### WORK REQUEST
An exact copy of every record, without the pictures, is what should come back.

### INFORMATION SHOWN
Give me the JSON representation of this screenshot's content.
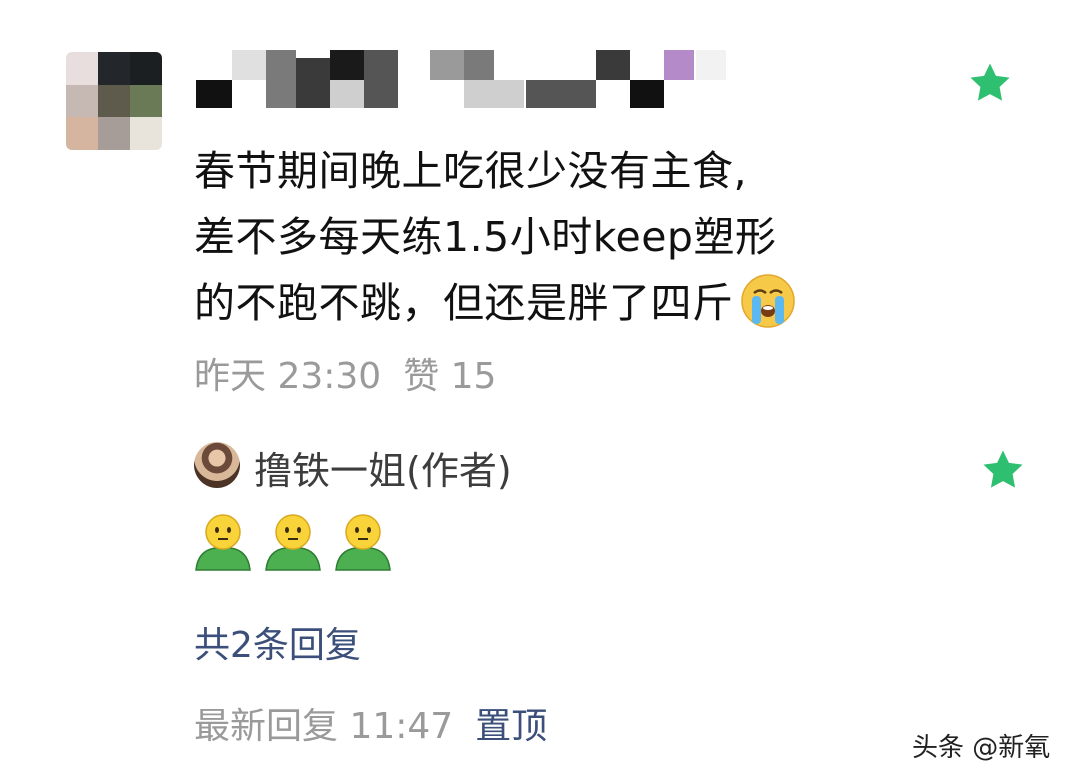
{
  "comment": {
    "avatar_colors": [
      "#e9dede",
      "#23262b",
      "#1c1f22",
      "#c6b8b3",
      "#5e5b4c",
      "#6a7a56",
      "#d6b5a0",
      "#a69c98",
      "#e8e4dc"
    ],
    "username_mosaic_colors": [
      "#111111",
      "#e0e0e0",
      "#7a7a7a",
      "#3a3a3a",
      "#1a1a1a",
      "#cfcfcf",
      "#555555",
      "#9a9a9a",
      "#b58ac9",
      "#f2f2f2"
    ],
    "text_lines": [
      "春节期间晚上吃很少没有主食,",
      "差不多每天练1.5小时keep塑形",
      "的不跑不跳，但还是胖了四斤"
    ],
    "time": "昨天 23:30",
    "likes": "赞 15"
  },
  "reply": {
    "author": "撸铁一姐(作者)",
    "count_label": "共2条回复"
  },
  "footer": {
    "latest_reply": "最新回复 11:47",
    "pin_label": "置顶"
  },
  "watermark": "头条 @新氧",
  "icons": {
    "star_color": "#2fbf71",
    "cry_emoji": "loudly-crying-face",
    "reply_emoji": "green-shirt-person"
  }
}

### WRITTEN RESPONSE
Give me the JSON representation of this screenshot's content.
{
  "comment": {
    "avatar_colors": [
      "#e9dede",
      "#23262b",
      "#1c1f22",
      "#c6b8b3",
      "#5e5b4c",
      "#6a7a56",
      "#d6b5a0",
      "#a69c98",
      "#e8e4dc"
    ],
    "username_mosaic_colors": [
      "#111111",
      "#e0e0e0",
      "#7a7a7a",
      "#3a3a3a",
      "#1a1a1a",
      "#cfcfcf",
      "#555555",
      "#9a9a9a",
      "#b58ac9",
      "#f2f2f2"
    ],
    "text_lines": [
      "春节期间晚上吃很少没有主食,",
      "差不多每天练1.5小时keep塑形",
      "的不跑不跳，但还是胖了四斤"
    ],
    "time": "昨天 23:30",
    "likes": "赞 15"
  },
  "reply": {
    "author": "撸铁一姐(作者)",
    "count_label": "共2条回复"
  },
  "footer": {
    "latest_reply": "最新回复 11:47",
    "pin_label": "置顶"
  },
  "watermark": "头条 @新氧",
  "icons": {
    "star_color": "#2fbf71",
    "cry_emoji": "loudly-crying-face",
    "reply_emoji": "green-shirt-person"
  }
}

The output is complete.